THE TASK
Every entry must reappear in your answer exactly as written, though its pictures must not.

* * *

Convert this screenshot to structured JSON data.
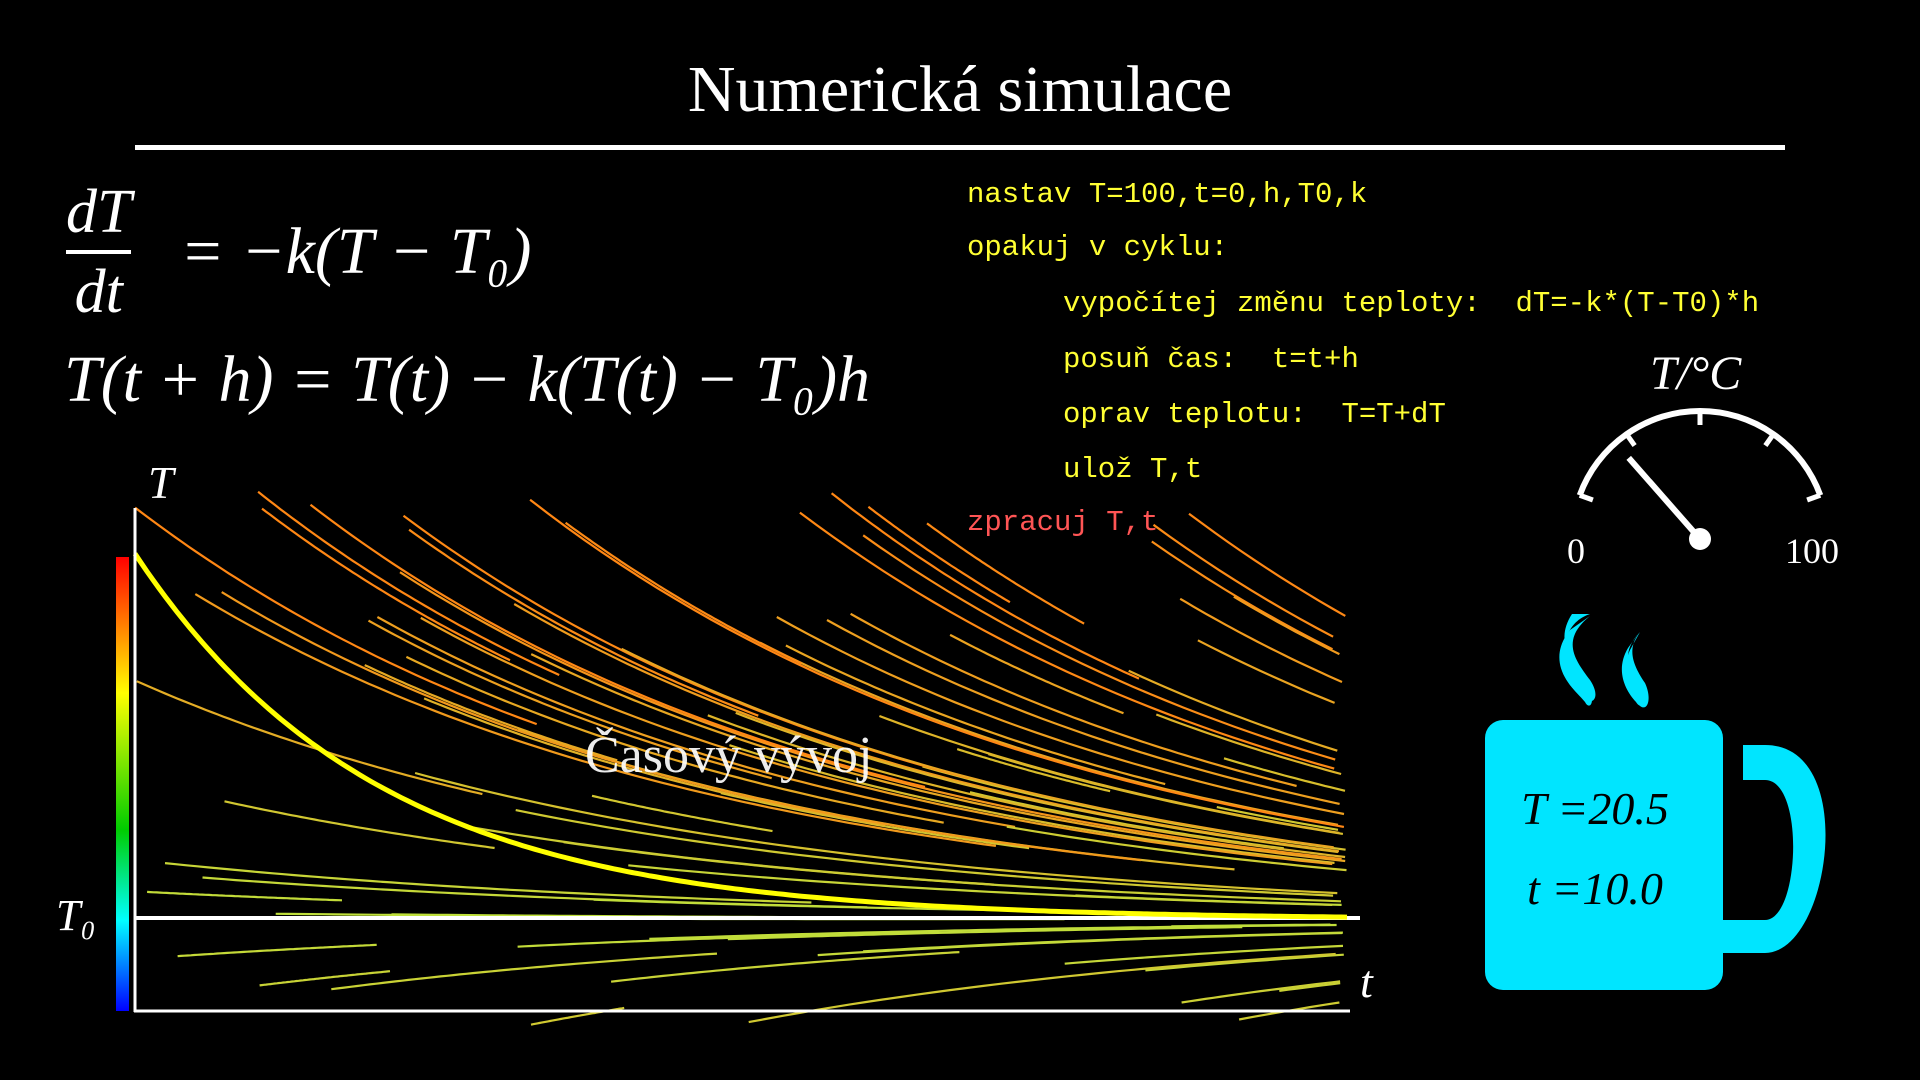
{
  "title": "Numerická simulace",
  "equations": {
    "ode_num": "dT",
    "ode_den": "dt",
    "ode_rhs": "= −k(T − T₀)",
    "euler": "T(t + h) = T(t) − k(T(t) − T₀)h"
  },
  "code": {
    "lines": [
      {
        "text": "nastav T=100,t=0,h,T0,k",
        "indent": 0,
        "color": "#ffff33"
      },
      {
        "text": "opakuj v cyklu:",
        "indent": 0,
        "color": "#ffff33"
      },
      {
        "text": "vypočítej změnu teploty:  dT=-k*(T-T0)*h",
        "indent": 1,
        "color": "#ffff33"
      },
      {
        "text": "posuň čas:  t=t+h",
        "indent": 1,
        "color": "#ffff33"
      },
      {
        "text": "oprav teplotu:  T=T+dT",
        "indent": 1,
        "color": "#ffff33"
      },
      {
        "text": "ulož T,t",
        "indent": 1,
        "color": "#ffff33"
      },
      {
        "text": "zpracuj T,t",
        "indent": 0,
        "color": "#ff5555"
      }
    ]
  },
  "gauge": {
    "label": "T/°C",
    "min_label": "0",
    "max_label": "100",
    "value": 20.5,
    "min": 0,
    "max": 100
  },
  "mug": {
    "T_text": "T =20.5",
    "t_text": "t =10.0",
    "color": "#00e5ff"
  },
  "chart_data": {
    "type": "line",
    "xlabel": "t",
    "ylabel": "T",
    "reference_line_label": "T₀",
    "annotation": "Časový vývoj",
    "T0": 20,
    "xlim": [
      0,
      10
    ],
    "ylim": [
      0,
      110
    ],
    "series": [
      {
        "x": [
          0,
          1,
          2,
          3,
          4,
          5,
          6,
          7,
          8,
          9,
          10
        ],
        "values": [
          100,
          68.5,
          49.4,
          37.9,
          30.8,
          26.6,
          24.0,
          22.4,
          21.5,
          20.9,
          20.5
        ],
        "color": "#ffff00"
      }
    ],
    "colorbar": [
      "#ff0000",
      "#ffff00",
      "#00cc00",
      "#00ffff",
      "#0000ff"
    ]
  }
}
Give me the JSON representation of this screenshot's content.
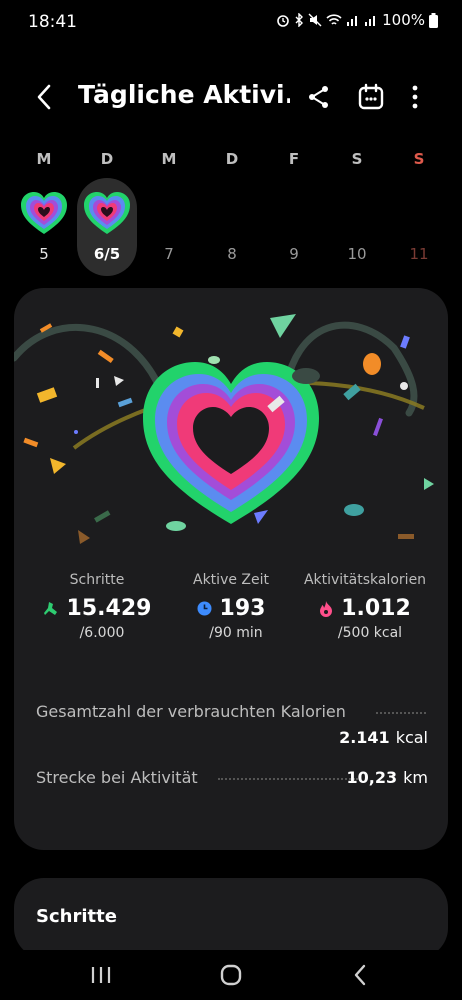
{
  "status_bar": {
    "time": "18:41",
    "battery": "100%",
    "icons": [
      "alarm-icon",
      "bluetooth-icon",
      "mute-icon",
      "wifi-icon",
      "signal-icon",
      "signal-icon",
      "battery-icon"
    ]
  },
  "header": {
    "title": "Tägliche Aktivi...",
    "icons": [
      "back-arrow-icon",
      "share-icon",
      "calendar-icon",
      "more-vert-icon"
    ]
  },
  "week": {
    "days": [
      {
        "label": "M",
        "num": "5"
      },
      {
        "label": "D",
        "num": "6/5"
      },
      {
        "label": "M",
        "num": "7"
      },
      {
        "label": "D",
        "num": "8"
      },
      {
        "label": "F",
        "num": "9"
      },
      {
        "label": "S",
        "num": "10"
      },
      {
        "label": "S",
        "num": "11"
      }
    ]
  },
  "stats": [
    {
      "label": "Schritte",
      "value": "15.429",
      "goal": "/6.000",
      "icon": "shoe-icon",
      "color": "#2ecc71"
    },
    {
      "label": "Aktive Zeit",
      "value": "193",
      "goal": "/90 min",
      "icon": "clock-icon",
      "color": "#3d8bfd"
    },
    {
      "label": "Aktivitätskalorien",
      "value": "1.012",
      "goal": "/500 kcal",
      "icon": "flame-icon",
      "color": "#ff4f8b"
    }
  ],
  "details": {
    "total_calories": {
      "label": "Gesamtzahl der verbrauchten Kalorien",
      "value": "2.141",
      "unit": "kcal"
    },
    "distance": {
      "label": "Strecke bei Aktivität",
      "value": "10,23",
      "unit": "km"
    }
  },
  "steps_card": {
    "title": "Schritte"
  },
  "colors": {
    "background": "#000000",
    "card": "#1c1c1e",
    "ring_green": "#22d36b",
    "ring_blue": "#5b8cf0",
    "ring_pink": "#f03a78"
  }
}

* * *

RESPONSE TO THIS EXERCISE
Convert this screenshot to structured JSON data.
{
  "title": "Numerická simulace",
  "equations": {
    "ode_num": "dT",
    "ode_den": "dt",
    "ode_rhs": "= −k(T − T₀)",
    "euler": "T(t + h) = T(t) − k(T(t) − T₀)h"
  },
  "code": {
    "lines": [
      {
        "text": "nastav T=100,t=0,h,T0,k",
        "indent": 0,
        "color": "#ffff33"
      },
      {
        "text": "opakuj v cyklu:",
        "indent": 0,
        "color": "#ffff33"
      },
      {
        "text": "vypočítej změnu teploty:  dT=-k*(T-T0)*h",
        "indent": 1,
        "color": "#ffff33"
      },
      {
        "text": "posuň čas:  t=t+h",
        "indent": 1,
        "color": "#ffff33"
      },
      {
        "text": "oprav teplotu:  T=T+dT",
        "indent": 1,
        "color": "#ffff33"
      },
      {
        "text": "ulož T,t",
        "indent": 1,
        "color": "#ffff33"
      },
      {
        "text": "zpracuj T,t",
        "indent": 0,
        "color": "#ff5555"
      }
    ]
  },
  "gauge": {
    "label": "T/°C",
    "min_label": "0",
    "max_label": "100",
    "value": 20.5,
    "min": 0,
    "max": 100
  },
  "mug": {
    "T_text": "T =20.5",
    "t_text": "t =10.0",
    "color": "#00e5ff"
  },
  "chart_data": {
    "type": "line",
    "xlabel": "t",
    "ylabel": "T",
    "reference_line_label": "T₀",
    "annotation": "Časový vývoj",
    "T0": 20,
    "xlim": [
      0,
      10
    ],
    "ylim": [
      0,
      110
    ],
    "series": [
      {
        "x": [
          0,
          1,
          2,
          3,
          4,
          5,
          6,
          7,
          8,
          9,
          10
        ],
        "values": [
          100,
          68.5,
          49.4,
          37.9,
          30.8,
          26.6,
          24.0,
          22.4,
          21.5,
          20.9,
          20.5
        ],
        "color": "#ffff00"
      }
    ],
    "colorbar": [
      "#ff0000",
      "#ffff00",
      "#00cc00",
      "#00ffff",
      "#0000ff"
    ]
  }
}
Give me the JSON representation of this screenshot's content.
{
  "status_bar": {
    "time": "18:41",
    "battery": "100%",
    "icons": [
      "alarm-icon",
      "bluetooth-icon",
      "mute-icon",
      "wifi-icon",
      "signal-icon",
      "signal-icon",
      "battery-icon"
    ]
  },
  "header": {
    "title": "Tägliche Aktivi...",
    "icons": [
      "back-arrow-icon",
      "share-icon",
      "calendar-icon",
      "more-vert-icon"
    ]
  },
  "week": {
    "days": [
      {
        "label": "M",
        "num": "5"
      },
      {
        "label": "D",
        "num": "6/5"
      },
      {
        "label": "M",
        "num": "7"
      },
      {
        "label": "D",
        "num": "8"
      },
      {
        "label": "F",
        "num": "9"
      },
      {
        "label": "S",
        "num": "10"
      },
      {
        "label": "S",
        "num": "11"
      }
    ]
  },
  "stats": [
    {
      "label": "Schritte",
      "value": "15.429",
      "goal": "/6.000",
      "icon": "shoe-icon",
      "color": "#2ecc71"
    },
    {
      "label": "Aktive Zeit",
      "value": "193",
      "goal": "/90 min",
      "icon": "clock-icon",
      "color": "#3d8bfd"
    },
    {
      "label": "Aktivitätskalorien",
      "value": "1.012",
      "goal": "/500 kcal",
      "icon": "flame-icon",
      "color": "#ff4f8b"
    }
  ],
  "details": {
    "total_calories": {
      "label": "Gesamtzahl der verbrauchten Kalorien",
      "value": "2.141",
      "unit": "kcal"
    },
    "distance": {
      "label": "Strecke bei Aktivität",
      "value": "10,23",
      "unit": "km"
    }
  },
  "steps_card": {
    "title": "Schritte"
  },
  "colors": {
    "background": "#000000",
    "card": "#1c1c1e",
    "ring_green": "#22d36b",
    "ring_blue": "#5b8cf0",
    "ring_pink": "#f03a78"
  }
}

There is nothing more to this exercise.